This section describes how to maintain a CacheFS file system.
If you are using the /etc/vfstab file to mount file systems, you modify the cache by editing the file system options in the /etc/vfstab file. If you are using autofs, you modify the cache by editing the file system options in the autofs maps.
When you modify a file system in the cache, you need to delete the cache and then re-create it. You might also need to reboot your machine in single-user mode, depending on how your file systems are shared and accessed.
In the following example, the cache is deleted, re-created, and then mounted again by using demandconst option specified for the /docs file system.
# shutdown -g30 -y . . . Root password for system maintenance (control-d to bypass): single-user privilege assigned to /dev/console. . . . Here is where you might be prompted to run fsck on the file system where the cache is located. # fsck /local # mount /local # cfsadmin -d all /local/mycache # cfsadmin -c /local/mycache # init 6 . . . console login: password: # mount -F cachefs -o backfstype=nfs,cachedir=/local/cache1,demandconst merlin:/docs /docs #
# cfsadmin -l /cache-directory
where /cache-directory is the name of the directory where the cache resides.
Example 19-5 Displaying Information About CacheFS File Systems
The following example shows information about the /local/mycache cache directory. In this example, the /docs file system is cached in /local/mycache. The last line displays the name of the CacheFS file system.
# cfsadmin -l /local/mycache cfsadmin: list cache FS information maxblocks 90% minblocks 0% threshblocks 85% maxfiles 90% minfiles 0% threshfiles 85% maxfilesize 3MB merlin:_docs:_docs #
To ensure that the cached directories and files remain current, the CacheFS software periodically checks the consistency of files stored in the cache. To check consistency, the CacheFS software compares the current modification time to the previous modification time. If the modification times are different, all data and attributes for the directory or file are purged from the cache. Then, new data and attributes are retrieved from the back file system.
Consistency checks can be performed only when you explicitly request checks for file systems that are mounted by using the -o demandconst option. If you mount a file system in a cache with this option, then use the cfsadmin command with the -s option to request a consistency check. By default, consistency checking is performed file by file as the files are accessed. If no files are accessed, no checks are performed. Using the -o demandconst option avoids the situation where the network is flooded with consistency checks.
For more information, see mount_cachefs(1M).
# mount -F cachefs -o backfstype=nfs,cachedir=/directory,demandconst server:/file-system /mount-point
# cfsadmin -s /mount-point
# umount /mount-point
where /mount-point specifies the CacheFS file system that you want to delete.

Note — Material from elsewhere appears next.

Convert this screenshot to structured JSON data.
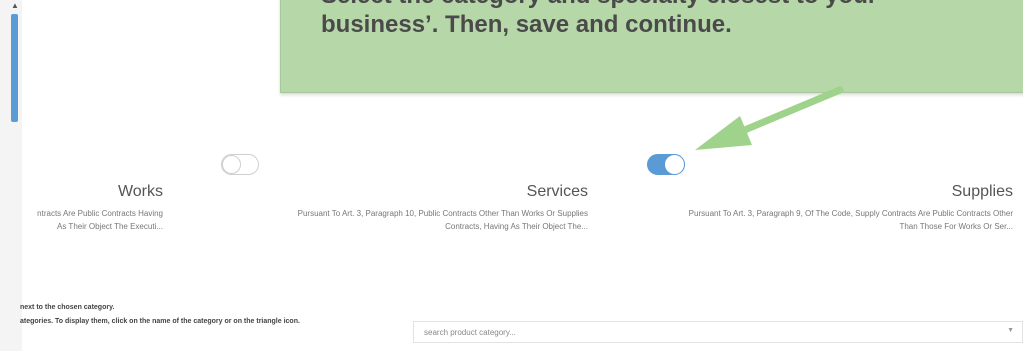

# cfsadmin -l /cache-directory cfsadmin: list cache FS information maxblocks 90% minblocks 0% threshblocks 85% maxfiles 90% minfiles 0% threshfiles 85% maxfilesize 3MB cache-ID #

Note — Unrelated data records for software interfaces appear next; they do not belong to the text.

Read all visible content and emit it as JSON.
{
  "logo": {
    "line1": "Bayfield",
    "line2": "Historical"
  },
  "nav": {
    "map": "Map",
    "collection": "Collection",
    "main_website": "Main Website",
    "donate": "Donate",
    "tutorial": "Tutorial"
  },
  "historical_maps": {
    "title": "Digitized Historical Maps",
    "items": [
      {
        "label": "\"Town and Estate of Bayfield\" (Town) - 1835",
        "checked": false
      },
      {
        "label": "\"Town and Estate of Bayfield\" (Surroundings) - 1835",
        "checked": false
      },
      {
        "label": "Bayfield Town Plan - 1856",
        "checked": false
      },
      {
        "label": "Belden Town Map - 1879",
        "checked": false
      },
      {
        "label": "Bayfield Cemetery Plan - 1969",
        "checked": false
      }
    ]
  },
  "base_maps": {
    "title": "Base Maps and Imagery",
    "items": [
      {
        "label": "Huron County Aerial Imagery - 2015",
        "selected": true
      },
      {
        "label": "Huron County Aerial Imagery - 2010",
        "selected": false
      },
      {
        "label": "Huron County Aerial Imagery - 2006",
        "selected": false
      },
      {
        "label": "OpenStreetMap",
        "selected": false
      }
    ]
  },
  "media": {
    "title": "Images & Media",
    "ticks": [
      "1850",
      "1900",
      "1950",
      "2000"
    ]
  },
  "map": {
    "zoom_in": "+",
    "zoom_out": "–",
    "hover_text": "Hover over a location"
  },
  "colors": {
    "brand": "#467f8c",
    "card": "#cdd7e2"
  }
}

# cfsadmin -d cache-ID /cache-directory
Indicates the name of the CacheFS file system, which is the last line of the cfsadmin -l output. For more information, see How to Display Information About a CacheFS File System. You can delete all the CacheFS file systems in a particular cache by specifying all for cache-ID.
Specifies the directory where the cache resides.
The cache ID of the file system you just deleted should be missing from the cfsadmin -l output.
# cfsadmin -l /cache-directory cfsadmin: list cache FS information maxblocks 90% minblocks 0% threshblocks 85% maxfiles 90% minfiles 0% threshfiles 85% maxfilesize 3MB #
For more information about the fields that are specified in the command output, refer to cfsadmin(1M).
# fsck -F cachefs /cache-directory
For more information, see How to Check the Integrity of a CacheFS File System.
Example 19-6 Deleting a CacheFS File System
The following example shows how to delete the file systems from the cache.
# umount /cfssrc # cfsadmin -l /cfssrc # cfsadmin -d _dev_dsk_c0t6d0s0:_cfssrc # cfsadmin -l # fsck -F cachefs /cache-directory
Use the fsck command to check the integrity of CacheFS file systems. The CacheFS version of the fsck command automatically corrects problems without requiring user interaction. You should not need to run the fsck command manually for CacheFS file systems because the fsck command is run automatically at boot time or when the file system is mounted. If you want to manually check the integrity, you can use the following procedure.
For more information, see fsck_cachefs(1M).
# fsck -F cachefs [-m -o noclean] /cache-directory
Causes the fsck command to check a CacheFS file system without making any repairs.
Forces a check on the CacheFS file systems only. Does not make any repairs.
Indicates the name of the directory where the cache resides.
Example 19-7 Checking the Integrity of CacheFS File Systems
# fsck -F cachefs /local/mycache #